Other bogus pieces went into making this scam possible, according to the indictment.
Defendant Jason Piette created falsified bank records using Adobe Photoshop, it says, deluding the banks into thinking the straw buyers had more assets or greater incomes and thus making them look like better credit risks.
The conspirators offered cashiers’ checks in the straw buyers’ names to show the banks the down payments came from the buyers, when really McConville was paying the down payments, the indictment says. Banks want to see that the buyers themselves are producing enough money for the down payment.
Prosecutors say Rasul Rasuli “regularly forged signatures” on documents sent to banks.
Defendant Laura Caton mailed mortgage payments to banks in the straw buyers’ names to keep the loans from going into default at first, according to the indictment.
Araks Davoudi, a banker, allegedly generated false deposit statements to look like the assets of straw buyers.

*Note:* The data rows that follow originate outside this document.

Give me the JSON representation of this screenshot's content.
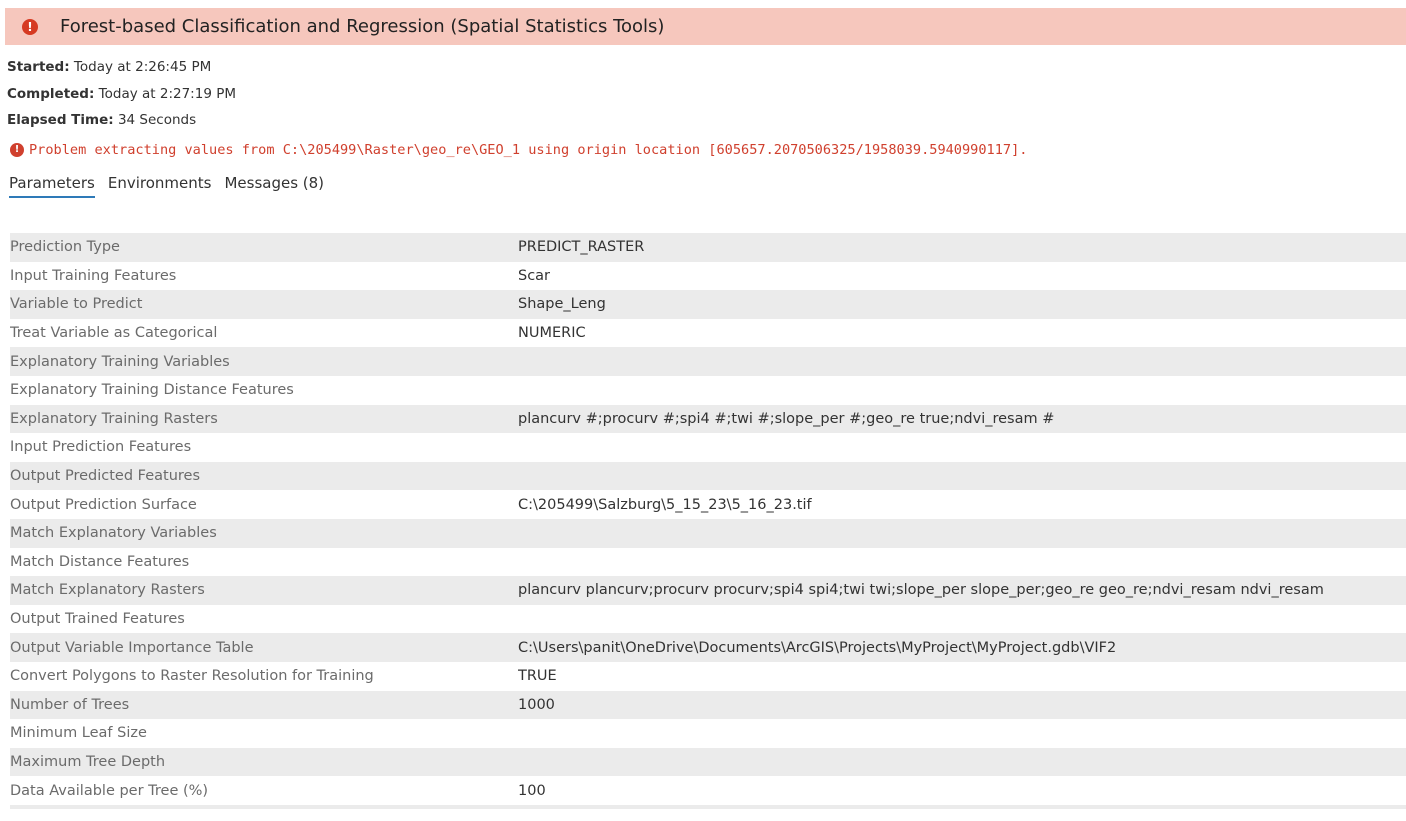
{
  "header": {
    "icon": "error-icon",
    "title": "Forest-based Classification and Regression (Spatial Statistics Tools)",
    "background_color": "#f6c7bd"
  },
  "meta": {
    "started_label": "Started:",
    "started_value": "Today at 2:26:45 PM",
    "completed_label": "Completed:",
    "completed_value": "Today at 2:27:19 PM",
    "elapsed_label": "Elapsed Time:",
    "elapsed_value": "34 Seconds"
  },
  "error": {
    "icon": "error-icon",
    "message": "Problem extracting values from C:\\205499\\Raster\\geo_re\\GEO_1 using origin location [605657.2070506325/1958039.5940990117].",
    "color": "#d0402e"
  },
  "tabs": [
    {
      "label": "Parameters",
      "active": true
    },
    {
      "label": "Environments",
      "active": false
    },
    {
      "label": "Messages (8)",
      "active": false
    }
  ],
  "accent_color": "#2e7ab8",
  "parameters": [
    {
      "name": "Prediction Type",
      "value": "PREDICT_RASTER"
    },
    {
      "name": "Input Training Features",
      "value": "Scar"
    },
    {
      "name": "Variable to Predict",
      "value": "Shape_Leng"
    },
    {
      "name": "Treat Variable as Categorical",
      "value": "NUMERIC"
    },
    {
      "name": "Explanatory Training Variables",
      "value": ""
    },
    {
      "name": "Explanatory Training Distance Features",
      "value": ""
    },
    {
      "name": "Explanatory Training Rasters",
      "value": "plancurv #;procurv #;spi4 #;twi #;slope_per #;geo_re true;ndvi_resam #"
    },
    {
      "name": "Input Prediction Features",
      "value": ""
    },
    {
      "name": "Output Predicted Features",
      "value": ""
    },
    {
      "name": "Output Prediction Surface",
      "value": "C:\\205499\\Salzburg\\5_15_23\\5_16_23.tif"
    },
    {
      "name": "Match Explanatory Variables",
      "value": ""
    },
    {
      "name": "Match Distance Features",
      "value": ""
    },
    {
      "name": "Match Explanatory Rasters",
      "value": "plancurv plancurv;procurv procurv;spi4 spi4;twi twi;slope_per slope_per;geo_re geo_re;ndvi_resam ndvi_resam"
    },
    {
      "name": "Output Trained Features",
      "value": ""
    },
    {
      "name": "Output Variable Importance Table",
      "value": "C:\\Users\\panit\\OneDrive\\Documents\\ArcGIS\\Projects\\MyProject\\MyProject.gdb\\VIF2"
    },
    {
      "name": "Convert Polygons to Raster Resolution for Training",
      "value": "TRUE"
    },
    {
      "name": "Number of Trees",
      "value": "1000"
    },
    {
      "name": "Minimum Leaf Size",
      "value": ""
    },
    {
      "name": "Maximum Tree Depth",
      "value": ""
    },
    {
      "name": "Data Available per Tree (%)",
      "value": "100"
    }
  ]
}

The indictment doesn’t include details about what McConville’s associates got out of their purported involvement with these deals.
While the banks didn’t see the receipt showing McConville’s payout, the developers who sold the condos to him did know about it.
That’s why the sellers, Premier Coastal Development, created disclosures to inform every party in the transaction that a big chunk of the purchase price was going to McConville’s company, a Premier Coastal representative told us last year.
They instructed the escrow officer on the sales, Demello, to have the disclosures signed by the buyers and the lenders before closing the sale, he said.
But McConville employee Raymond Davoudi posed as the lenders and signed off on those disclosures, the indictment says. By doing that, Davoudi falsely represented that the lender — and the straw buyer as well — were aware of the large payout to McConville, the indictment says.
In an interview last year, Davoudi said McConville often gave him papers to sign as “a simple seller technicality.”
“It was basically a ‘don’t sign, don’t get paid’ type of thing with him,” Davoudi said of his employer.
Demello wasn’t the only one of McConville’s team who thumbed her nose at remaining neutral, prosecutors say.
McConville employee Bahareh Shamlou served as his in-house notary and flew all over the state to obtain signatures on loan documents from the straw buyers who never intended to make payments on the condos themselves.
Shamlou is also charged in relation to the scheme. “Shamlou, in her capacity as a Notary Public in the State of California, regularly notarized documents when the signer was not present and when she knew the signatures were forged,” the indictment says.
For our story last year, Shamlou told us she just handled the paperwork, that she was just one member of McConville’s team.
“Nobody knew exactly how he did things,” Shamlou said last year. “He kept everything secret. He brought in different people and we all did a different portion. Everybody had a small part so nobody knew everything.”
The indictment doesn’t answer some questions we still have, like who performed the appraisals on the properties that dramatically overvalued the condos two years into the real estate slump.
The indictment says, “Members of the conspiracy obtained and provided to the mortgage lenders materially false and misleading appraisals that inflated the value of the real property secured by the loans to Straw Buyers.”
Nor does it name anyone involved in renting the condos out to tenants. McConville’s team of conspirators illegally continued to collect rent even after he’d stopped making the mortgage payments, the prosecutors say.